TASK GOAL: All of the data that follows is to be written out exactly, with images excluded.

AVAILABLE RECORDS:
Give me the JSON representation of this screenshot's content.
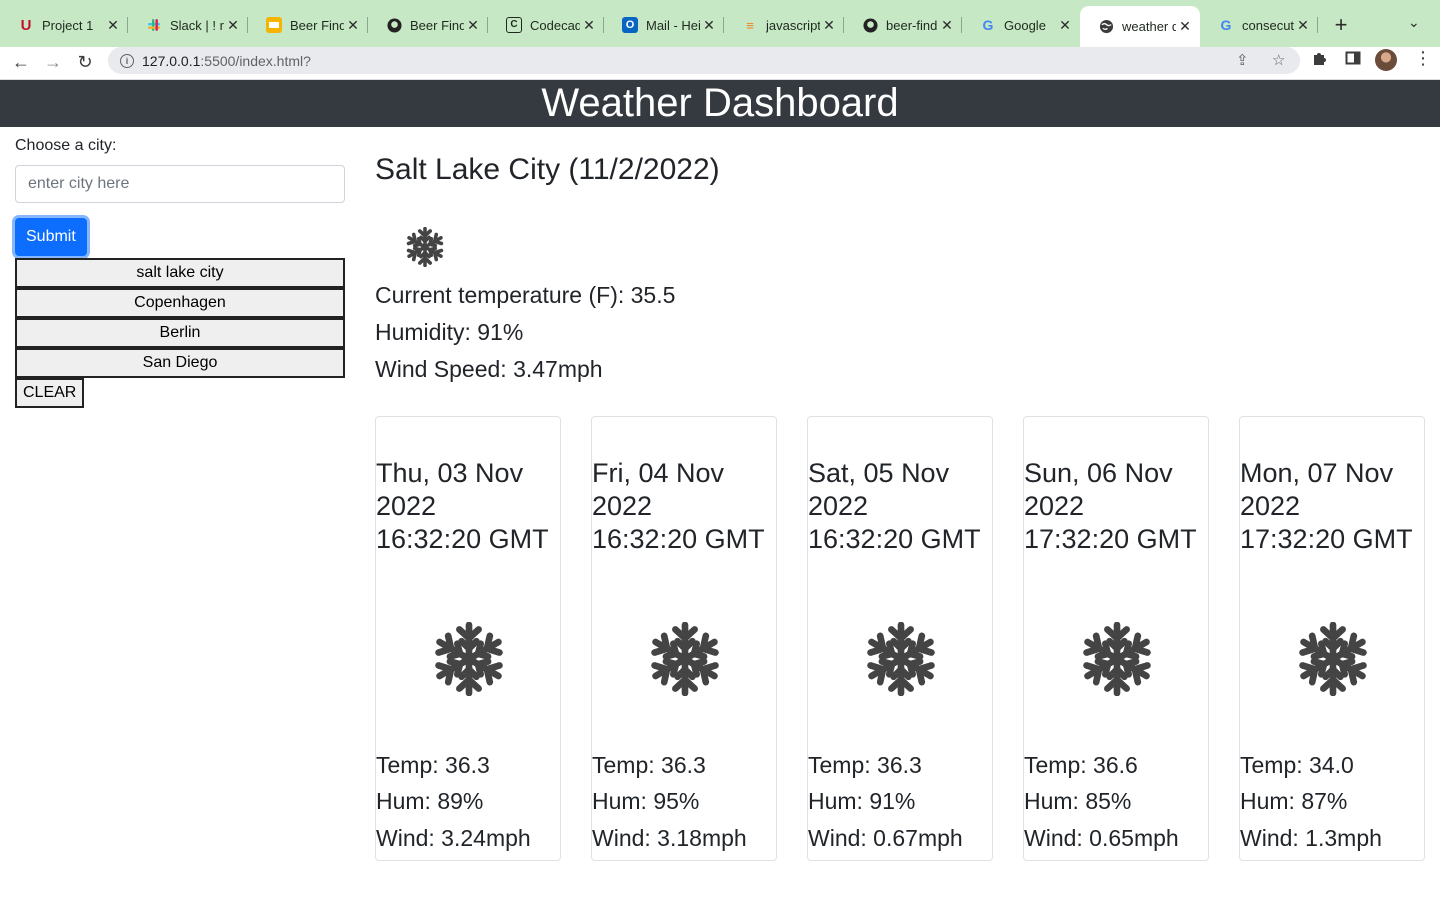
{
  "browser": {
    "tabs": [
      {
        "title": "Project 1",
        "icon": "u-logo-icon"
      },
      {
        "title": "Slack | ! r",
        "icon": "slack-icon"
      },
      {
        "title": "Beer Find",
        "icon": "slides-icon"
      },
      {
        "title": "Beer Find",
        "icon": "github-icon"
      },
      {
        "title": "Codecade",
        "icon": "codecademy-icon"
      },
      {
        "title": "Mail - Hei",
        "icon": "outlook-icon"
      },
      {
        "title": "javascript",
        "icon": "stackoverflow-icon"
      },
      {
        "title": "beer-find",
        "icon": "github-icon"
      },
      {
        "title": "Google",
        "icon": "google-icon"
      },
      {
        "title": "weather d",
        "icon": "globe-icon",
        "active": true
      },
      {
        "title": "consecuti",
        "icon": "google-icon"
      }
    ],
    "url_host": "127.0.0.1",
    "url_rest": ":5500/index.html?"
  },
  "header": {
    "title": "Weather Dashboard"
  },
  "search": {
    "label": "Choose a city:",
    "placeholder": "enter city here",
    "submit_label": "Submit",
    "history": [
      "salt lake city",
      "Copenhagen",
      "Berlin",
      "San Diego"
    ],
    "clear_label": "CLEAR"
  },
  "current": {
    "title": "Salt Lake City (11/2/2022)",
    "icon": "snowflake-icon",
    "temp": "Current temperature (F): 35.5",
    "humidity": "Humidity: 91%",
    "wind": "Wind Speed: 3.47mph"
  },
  "forecast": [
    {
      "date_line1": "Thu, 03 Nov",
      "date_line2": "2022",
      "date_line3": "16:32:20 GMT",
      "temp": "Temp: 36.3",
      "hum": "Hum: 89%",
      "wind": "Wind: 3.24mph"
    },
    {
      "date_line1": "Fri, 04 Nov",
      "date_line2": "2022",
      "date_line3": "16:32:20 GMT",
      "temp": "Temp: 36.3",
      "hum": "Hum: 95%",
      "wind": "Wind: 3.18mph"
    },
    {
      "date_line1": "Sat, 05 Nov",
      "date_line2": "2022",
      "date_line3": "16:32:20 GMT",
      "temp": "Temp: 36.3",
      "hum": "Hum: 91%",
      "wind": "Wind: 0.67mph"
    },
    {
      "date_line1": "Sun, 06 Nov",
      "date_line2": "2022",
      "date_line3": "17:32:20 GMT",
      "temp": "Temp: 36.6",
      "hum": "Hum: 85%",
      "wind": "Wind: 0.65mph"
    },
    {
      "date_line1": "Mon, 07 Nov",
      "date_line2": "2022",
      "date_line3": "17:32:20 GMT",
      "temp": "Temp: 34.0",
      "hum": "Hum: 87%",
      "wind": "Wind: 1.3mph"
    }
  ],
  "colors": {
    "header_bg": "#343a40",
    "tabbar_bg": "#c6e8c4",
    "primary": "#0d6efd",
    "icon": "#444444"
  }
}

RESULT BELOW:
Give me the JSON representation of this screenshot's content.
{
  "browser": {
    "tabs": [
      {
        "title": "Project 1",
        "icon": "u-logo-icon"
      },
      {
        "title": "Slack | ! r",
        "icon": "slack-icon"
      },
      {
        "title": "Beer Find",
        "icon": "slides-icon"
      },
      {
        "title": "Beer Find",
        "icon": "github-icon"
      },
      {
        "title": "Codecade",
        "icon": "codecademy-icon"
      },
      {
        "title": "Mail - Hei",
        "icon": "outlook-icon"
      },
      {
        "title": "javascript",
        "icon": "stackoverflow-icon"
      },
      {
        "title": "beer-find",
        "icon": "github-icon"
      },
      {
        "title": "Google",
        "icon": "google-icon"
      },
      {
        "title": "weather d",
        "icon": "globe-icon",
        "active": true
      },
      {
        "title": "consecuti",
        "icon": "google-icon"
      }
    ],
    "url_host": "127.0.0.1",
    "url_rest": ":5500/index.html?"
  },
  "header": {
    "title": "Weather Dashboard"
  },
  "search": {
    "label": "Choose a city:",
    "placeholder": "enter city here",
    "submit_label": "Submit",
    "history": [
      "salt lake city",
      "Copenhagen",
      "Berlin",
      "San Diego"
    ],
    "clear_label": "CLEAR"
  },
  "current": {
    "title": "Salt Lake City (11/2/2022)",
    "icon": "snowflake-icon",
    "temp": "Current temperature (F): 35.5",
    "humidity": "Humidity: 91%",
    "wind": "Wind Speed: 3.47mph"
  },
  "forecast": [
    {
      "date_line1": "Thu, 03 Nov",
      "date_line2": "2022",
      "date_line3": "16:32:20 GMT",
      "temp": "Temp: 36.3",
      "hum": "Hum: 89%",
      "wind": "Wind: 3.24mph"
    },
    {
      "date_line1": "Fri, 04 Nov",
      "date_line2": "2022",
      "date_line3": "16:32:20 GMT",
      "temp": "Temp: 36.3",
      "hum": "Hum: 95%",
      "wind": "Wind: 3.18mph"
    },
    {
      "date_line1": "Sat, 05 Nov",
      "date_line2": "2022",
      "date_line3": "16:32:20 GMT",
      "temp": "Temp: 36.3",
      "hum": "Hum: 91%",
      "wind": "Wind: 0.67mph"
    },
    {
      "date_line1": "Sun, 06 Nov",
      "date_line2": "2022",
      "date_line3": "17:32:20 GMT",
      "temp": "Temp: 36.6",
      "hum": "Hum: 85%",
      "wind": "Wind: 0.65mph"
    },
    {
      "date_line1": "Mon, 07 Nov",
      "date_line2": "2022",
      "date_line3": "17:32:20 GMT",
      "temp": "Temp: 34.0",
      "hum": "Hum: 87%",
      "wind": "Wind: 1.3mph"
    }
  ],
  "colors": {
    "header_bg": "#343a40",
    "tabbar_bg": "#c6e8c4",
    "primary": "#0d6efd",
    "icon": "#444444"
  }
}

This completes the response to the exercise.